The idea of creativity is a highly subjective one–it seems to fall into the same nebulous and airy category as musicality, intuition, and charisma. Defining creativity, musicality, and their emotional cousins can seem impossible and even futile, bringing to mind the famous Martin Mull quote: “Writing about music is like dancing about architecture.” In keeping with the architectural theme, while some may contend that revealing the metal framework behind a beautiful facade undermines its beauty, others find the real science of what holds a building together part of the fun and fascination. The same can be said about creativity: the beauty of creativity is not only in its product but in its process. It is this very phenomenon–the one of both product and process–that author Jonah Lehrer explores in his latest book, “Imagine: How Creativity Works.”

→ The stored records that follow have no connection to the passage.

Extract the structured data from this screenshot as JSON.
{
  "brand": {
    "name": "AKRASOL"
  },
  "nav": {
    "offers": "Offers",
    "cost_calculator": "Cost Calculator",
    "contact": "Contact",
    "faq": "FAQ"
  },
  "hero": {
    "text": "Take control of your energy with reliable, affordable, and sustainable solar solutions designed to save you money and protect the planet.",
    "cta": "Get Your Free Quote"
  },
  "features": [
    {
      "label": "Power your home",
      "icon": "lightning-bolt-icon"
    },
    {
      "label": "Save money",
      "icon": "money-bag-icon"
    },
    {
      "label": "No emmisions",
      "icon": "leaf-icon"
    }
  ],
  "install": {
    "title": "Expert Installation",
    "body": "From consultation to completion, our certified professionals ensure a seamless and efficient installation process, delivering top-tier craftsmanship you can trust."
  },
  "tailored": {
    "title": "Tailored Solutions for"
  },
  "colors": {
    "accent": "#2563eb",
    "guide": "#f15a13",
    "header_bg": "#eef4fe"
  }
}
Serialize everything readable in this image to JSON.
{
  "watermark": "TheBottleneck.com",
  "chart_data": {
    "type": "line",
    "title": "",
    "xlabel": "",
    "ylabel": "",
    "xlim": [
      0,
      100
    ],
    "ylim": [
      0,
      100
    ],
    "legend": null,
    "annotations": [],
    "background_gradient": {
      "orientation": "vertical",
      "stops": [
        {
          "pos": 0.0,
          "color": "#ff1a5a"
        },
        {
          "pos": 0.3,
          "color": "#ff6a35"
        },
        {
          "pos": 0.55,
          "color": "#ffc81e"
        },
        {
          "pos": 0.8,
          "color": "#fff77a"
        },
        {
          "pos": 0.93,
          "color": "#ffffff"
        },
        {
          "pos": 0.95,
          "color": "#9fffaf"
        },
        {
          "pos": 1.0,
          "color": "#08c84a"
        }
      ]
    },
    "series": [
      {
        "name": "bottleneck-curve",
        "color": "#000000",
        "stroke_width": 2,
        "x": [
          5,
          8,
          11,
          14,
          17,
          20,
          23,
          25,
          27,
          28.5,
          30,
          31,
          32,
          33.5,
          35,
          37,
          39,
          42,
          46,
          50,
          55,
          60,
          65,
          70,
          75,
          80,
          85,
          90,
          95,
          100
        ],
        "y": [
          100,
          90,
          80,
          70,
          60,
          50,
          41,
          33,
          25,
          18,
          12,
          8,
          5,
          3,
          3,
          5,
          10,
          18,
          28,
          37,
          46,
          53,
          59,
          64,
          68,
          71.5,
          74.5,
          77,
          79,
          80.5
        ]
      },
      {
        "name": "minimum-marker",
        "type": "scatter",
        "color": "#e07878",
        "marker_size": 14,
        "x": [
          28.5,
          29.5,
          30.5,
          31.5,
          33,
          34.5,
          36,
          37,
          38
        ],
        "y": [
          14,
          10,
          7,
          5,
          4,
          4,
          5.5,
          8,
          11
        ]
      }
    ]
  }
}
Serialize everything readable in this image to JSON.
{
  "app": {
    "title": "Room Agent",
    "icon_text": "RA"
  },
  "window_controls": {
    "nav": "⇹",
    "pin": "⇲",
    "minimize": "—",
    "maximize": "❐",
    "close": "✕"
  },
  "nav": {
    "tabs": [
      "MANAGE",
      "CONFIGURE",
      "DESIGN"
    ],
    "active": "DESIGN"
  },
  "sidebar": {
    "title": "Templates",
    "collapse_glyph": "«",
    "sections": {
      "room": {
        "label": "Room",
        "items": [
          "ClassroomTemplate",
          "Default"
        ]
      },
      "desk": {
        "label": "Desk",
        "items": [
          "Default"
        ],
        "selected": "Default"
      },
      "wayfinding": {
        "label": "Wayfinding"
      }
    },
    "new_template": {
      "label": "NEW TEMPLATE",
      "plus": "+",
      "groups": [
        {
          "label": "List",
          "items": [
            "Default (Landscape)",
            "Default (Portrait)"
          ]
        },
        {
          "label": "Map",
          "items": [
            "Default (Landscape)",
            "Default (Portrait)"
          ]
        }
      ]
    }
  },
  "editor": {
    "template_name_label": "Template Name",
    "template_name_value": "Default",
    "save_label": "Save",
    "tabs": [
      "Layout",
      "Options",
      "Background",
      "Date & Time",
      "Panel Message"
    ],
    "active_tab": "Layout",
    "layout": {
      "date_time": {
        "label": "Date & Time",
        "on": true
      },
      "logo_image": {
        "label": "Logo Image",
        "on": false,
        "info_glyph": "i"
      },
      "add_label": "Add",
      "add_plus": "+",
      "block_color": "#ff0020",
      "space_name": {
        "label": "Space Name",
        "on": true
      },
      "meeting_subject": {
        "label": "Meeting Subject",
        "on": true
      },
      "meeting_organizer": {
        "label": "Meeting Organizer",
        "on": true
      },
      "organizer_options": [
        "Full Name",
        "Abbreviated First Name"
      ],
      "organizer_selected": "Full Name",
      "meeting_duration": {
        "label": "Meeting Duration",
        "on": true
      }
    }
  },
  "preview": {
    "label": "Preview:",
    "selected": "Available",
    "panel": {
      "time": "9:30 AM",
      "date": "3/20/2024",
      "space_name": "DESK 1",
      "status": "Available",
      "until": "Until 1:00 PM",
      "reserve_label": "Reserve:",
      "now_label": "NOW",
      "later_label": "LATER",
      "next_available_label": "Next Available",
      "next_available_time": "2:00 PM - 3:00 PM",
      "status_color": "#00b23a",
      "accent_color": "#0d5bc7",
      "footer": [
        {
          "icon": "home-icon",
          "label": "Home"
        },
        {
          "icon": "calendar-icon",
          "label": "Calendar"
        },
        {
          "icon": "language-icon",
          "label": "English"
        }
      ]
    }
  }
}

Lehrer, author of the bestseller “How We Decide,” is no stranger to the world of cognitive processes, and his latest project throws open the windows of the mind, shedding light on what defines, shapes, and, well, creates creativity. The mystery of the creative process is in great part responsible for its mystique. The creative spark can strike at any time, opportune or otherwise, and, like a cat, it comes and goes at its own discretion. Or does it? Lehrer’s book, which weaves together anecdotes of great artists (including Bob Dylan, Yo-Yo Ma, Pixar animators, an amateur bartender in New York City, and Israeli army reservists…to name a few) with expository scientific text, stresses the value of paying attention to internal mental processes that seem unrelated to the task at hand, and he also discusses the varying degrees of creative focus that certain tasks demand. As any writer or artist knows, sometimes the harder one tries to squeeze out a creative idea, the more recalcitrant the creative streak becomes–and sometimes just the opposite is true. At other times, though, it is crucial to focus one’s creativity and harness it to accomplish very specific goals. Wesleyan University president Michael S. Roth, in his review of Lehrer’s book for The Washington Post explains further:
Lehrer explains some of the neuroscience behind these different modes of attentiveness. Making use of the power of the right hemisphere figures in, as does activating more energy from the prefrontal cortex to “direct the spotlight of attention.” He discusses experiments that explore which parts of the brain seem most active in different kinds of pursuits. For example, as the brain develops in childhood, the power to inhibit our flights of fancy grows. But as inhibition and focus increase, the capacity to improvise seems to diminish.
While Lehrer offers plenty of scientific dissections of creativity and how it boils down to electrical signals in the brain, much of the book is dedicated to discussing the individual and contextual concepts of creativity. While the early portions of the book deal with individuals and anecdotes about their creative processes together with scientific anecdotes, the final three chapters of the book are devoted to a discussion of creativity in a cultural context, offering insights on why cities are creative hotspots and why teams that “are a mixture of the familiar and the unexpected,” such as those at Pixar, are the most innovative. In Roth’s words, “Too much strangeness, and things fall apart. Too much closeness, and the generative spark is never struck.” Lehrer puts it this way: “The only way to maximize creativity . . . is to encourage a candid discussion of mistakes. . . . We can only get it right when we talk about what we got wrong.” Pixar director Lee Unkrich put it most nakedly of all: “We just want to screw up as quickly as possible. We want to fail fast. And then we want to fix it. Together.”
Creativity, under Lehrer’s lense, turns out to be a simple name for a complex beast, one that is both individual and highly group-oriented in nature. Lehrer comes at it from all angles and gives the reader a diverse cross-section of a process that is close to many musician’s hearts, making it a useful expository tool for anyone looking to provoke greater creativity–and thereby a greater understanding of themselves–through their art. Roth sums it up in his review:
“Imagine” doesn’t offer a prescription for how we are to become more imaginative, but it does emphasize some key ingredients of a creative culture: taking education seriously, increasing possibilities for human mixing and cultivating a willingness to take risks. Lehrer practices what he preaches, showing an appetite for learning, a determined effort to cross fields and disciplines, and a delight in exploring new possibilities. Reading his book exercises the imagination; the rest is up to us.
With no blueprint for what this means for the classical musician, Roth is right: creativity, and what we make of it, is really all up to each of us.